Give a count of the lines below that have the string "routes" in them, with no other words.

====== Material shown ======

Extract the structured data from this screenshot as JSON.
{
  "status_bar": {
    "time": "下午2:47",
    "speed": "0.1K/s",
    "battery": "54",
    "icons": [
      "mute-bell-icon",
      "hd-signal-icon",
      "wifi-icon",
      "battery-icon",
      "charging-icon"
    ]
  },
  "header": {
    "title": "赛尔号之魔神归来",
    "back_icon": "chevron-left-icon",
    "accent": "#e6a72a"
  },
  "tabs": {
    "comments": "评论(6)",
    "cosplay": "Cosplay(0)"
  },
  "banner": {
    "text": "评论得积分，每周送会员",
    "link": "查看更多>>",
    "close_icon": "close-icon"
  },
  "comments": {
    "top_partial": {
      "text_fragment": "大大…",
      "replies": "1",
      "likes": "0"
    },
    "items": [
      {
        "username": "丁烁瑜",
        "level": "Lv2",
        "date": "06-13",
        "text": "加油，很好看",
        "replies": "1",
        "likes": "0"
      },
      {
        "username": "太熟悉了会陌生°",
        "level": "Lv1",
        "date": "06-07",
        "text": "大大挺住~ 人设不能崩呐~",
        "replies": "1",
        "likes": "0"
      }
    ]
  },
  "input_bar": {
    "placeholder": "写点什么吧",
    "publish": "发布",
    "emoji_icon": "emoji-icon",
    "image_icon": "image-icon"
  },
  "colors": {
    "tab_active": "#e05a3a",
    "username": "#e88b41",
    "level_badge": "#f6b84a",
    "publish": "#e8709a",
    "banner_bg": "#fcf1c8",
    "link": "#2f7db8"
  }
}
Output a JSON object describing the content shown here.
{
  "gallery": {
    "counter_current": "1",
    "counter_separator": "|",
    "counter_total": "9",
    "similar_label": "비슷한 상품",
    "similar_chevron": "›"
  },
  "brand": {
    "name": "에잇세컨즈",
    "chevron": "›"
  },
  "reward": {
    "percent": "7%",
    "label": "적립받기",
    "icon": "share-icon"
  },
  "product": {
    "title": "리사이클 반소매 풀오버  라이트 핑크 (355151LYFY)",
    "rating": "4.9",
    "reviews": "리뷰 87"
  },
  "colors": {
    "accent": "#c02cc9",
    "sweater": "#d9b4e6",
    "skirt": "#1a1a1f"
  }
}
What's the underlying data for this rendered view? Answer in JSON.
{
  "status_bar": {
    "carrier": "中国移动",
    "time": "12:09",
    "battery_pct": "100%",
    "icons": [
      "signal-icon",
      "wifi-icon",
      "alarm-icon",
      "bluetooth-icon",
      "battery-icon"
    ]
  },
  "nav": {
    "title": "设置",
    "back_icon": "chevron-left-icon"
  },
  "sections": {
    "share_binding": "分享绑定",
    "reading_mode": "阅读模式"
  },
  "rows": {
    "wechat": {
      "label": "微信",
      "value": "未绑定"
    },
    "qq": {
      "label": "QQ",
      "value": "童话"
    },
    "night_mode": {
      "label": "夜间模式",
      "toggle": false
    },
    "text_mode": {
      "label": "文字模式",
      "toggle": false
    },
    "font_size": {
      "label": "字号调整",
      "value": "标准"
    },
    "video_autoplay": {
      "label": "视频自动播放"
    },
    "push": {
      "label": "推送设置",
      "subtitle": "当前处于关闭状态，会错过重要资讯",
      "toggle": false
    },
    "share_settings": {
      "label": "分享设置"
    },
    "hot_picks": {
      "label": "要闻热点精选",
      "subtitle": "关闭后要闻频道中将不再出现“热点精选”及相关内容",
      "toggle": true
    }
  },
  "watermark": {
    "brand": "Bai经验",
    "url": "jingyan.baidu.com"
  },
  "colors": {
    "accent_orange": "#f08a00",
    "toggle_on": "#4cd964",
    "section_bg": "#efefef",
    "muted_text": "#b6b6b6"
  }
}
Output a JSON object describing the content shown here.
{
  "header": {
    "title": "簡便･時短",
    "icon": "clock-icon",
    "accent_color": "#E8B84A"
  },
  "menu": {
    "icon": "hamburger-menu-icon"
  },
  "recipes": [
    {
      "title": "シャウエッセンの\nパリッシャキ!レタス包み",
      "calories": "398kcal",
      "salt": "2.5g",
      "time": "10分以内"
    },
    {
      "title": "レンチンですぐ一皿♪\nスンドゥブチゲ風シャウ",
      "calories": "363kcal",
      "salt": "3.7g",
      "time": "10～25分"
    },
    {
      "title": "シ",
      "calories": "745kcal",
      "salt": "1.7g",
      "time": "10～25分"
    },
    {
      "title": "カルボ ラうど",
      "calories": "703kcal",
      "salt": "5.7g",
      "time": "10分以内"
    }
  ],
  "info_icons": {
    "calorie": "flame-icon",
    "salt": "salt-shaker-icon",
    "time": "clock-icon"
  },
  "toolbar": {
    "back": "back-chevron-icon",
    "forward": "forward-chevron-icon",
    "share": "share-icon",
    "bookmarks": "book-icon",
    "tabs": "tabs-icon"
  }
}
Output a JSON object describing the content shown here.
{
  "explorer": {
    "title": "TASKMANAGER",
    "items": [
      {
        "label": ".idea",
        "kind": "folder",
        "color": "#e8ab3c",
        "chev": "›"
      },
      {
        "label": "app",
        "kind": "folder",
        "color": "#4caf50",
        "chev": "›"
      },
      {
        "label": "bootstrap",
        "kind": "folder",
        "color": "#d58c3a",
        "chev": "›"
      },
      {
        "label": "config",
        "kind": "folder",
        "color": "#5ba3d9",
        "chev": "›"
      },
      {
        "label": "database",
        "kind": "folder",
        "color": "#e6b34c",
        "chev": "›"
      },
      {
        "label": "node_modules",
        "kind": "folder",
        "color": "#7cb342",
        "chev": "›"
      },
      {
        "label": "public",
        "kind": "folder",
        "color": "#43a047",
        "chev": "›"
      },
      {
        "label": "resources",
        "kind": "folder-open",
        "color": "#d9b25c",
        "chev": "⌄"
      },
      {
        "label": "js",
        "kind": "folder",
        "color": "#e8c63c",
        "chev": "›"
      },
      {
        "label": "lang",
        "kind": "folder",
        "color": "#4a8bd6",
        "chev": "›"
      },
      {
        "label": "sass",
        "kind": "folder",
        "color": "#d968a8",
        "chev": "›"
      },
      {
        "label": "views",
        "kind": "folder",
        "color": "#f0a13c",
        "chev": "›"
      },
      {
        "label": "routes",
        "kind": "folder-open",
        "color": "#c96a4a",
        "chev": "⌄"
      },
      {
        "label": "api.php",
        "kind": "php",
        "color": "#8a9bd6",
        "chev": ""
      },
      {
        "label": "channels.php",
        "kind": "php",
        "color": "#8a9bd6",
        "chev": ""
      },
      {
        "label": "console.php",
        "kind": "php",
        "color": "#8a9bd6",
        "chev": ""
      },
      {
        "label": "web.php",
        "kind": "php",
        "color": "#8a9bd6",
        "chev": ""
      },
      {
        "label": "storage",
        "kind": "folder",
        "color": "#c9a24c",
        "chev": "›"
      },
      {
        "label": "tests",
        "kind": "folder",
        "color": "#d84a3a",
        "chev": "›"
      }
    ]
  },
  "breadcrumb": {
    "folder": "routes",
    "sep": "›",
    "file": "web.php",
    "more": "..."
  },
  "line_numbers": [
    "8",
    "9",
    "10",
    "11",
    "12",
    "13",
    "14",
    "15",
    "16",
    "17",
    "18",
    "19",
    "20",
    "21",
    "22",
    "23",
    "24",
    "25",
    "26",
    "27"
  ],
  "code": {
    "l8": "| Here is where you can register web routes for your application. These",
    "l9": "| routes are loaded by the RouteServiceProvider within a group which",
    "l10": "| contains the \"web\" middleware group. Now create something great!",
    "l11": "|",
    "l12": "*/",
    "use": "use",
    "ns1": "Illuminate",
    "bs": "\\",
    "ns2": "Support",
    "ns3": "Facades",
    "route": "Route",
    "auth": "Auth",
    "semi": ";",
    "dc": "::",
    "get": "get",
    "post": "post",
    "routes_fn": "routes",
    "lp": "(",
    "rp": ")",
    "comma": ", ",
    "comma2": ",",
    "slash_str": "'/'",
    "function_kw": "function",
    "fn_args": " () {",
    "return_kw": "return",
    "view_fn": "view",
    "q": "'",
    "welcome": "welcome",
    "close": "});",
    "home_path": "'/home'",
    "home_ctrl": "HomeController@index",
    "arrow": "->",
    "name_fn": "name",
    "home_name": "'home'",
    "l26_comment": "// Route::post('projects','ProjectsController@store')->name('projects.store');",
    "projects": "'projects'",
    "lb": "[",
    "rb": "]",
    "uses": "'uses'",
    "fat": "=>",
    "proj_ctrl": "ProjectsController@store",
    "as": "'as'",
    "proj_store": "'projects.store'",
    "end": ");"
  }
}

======

Task response: 5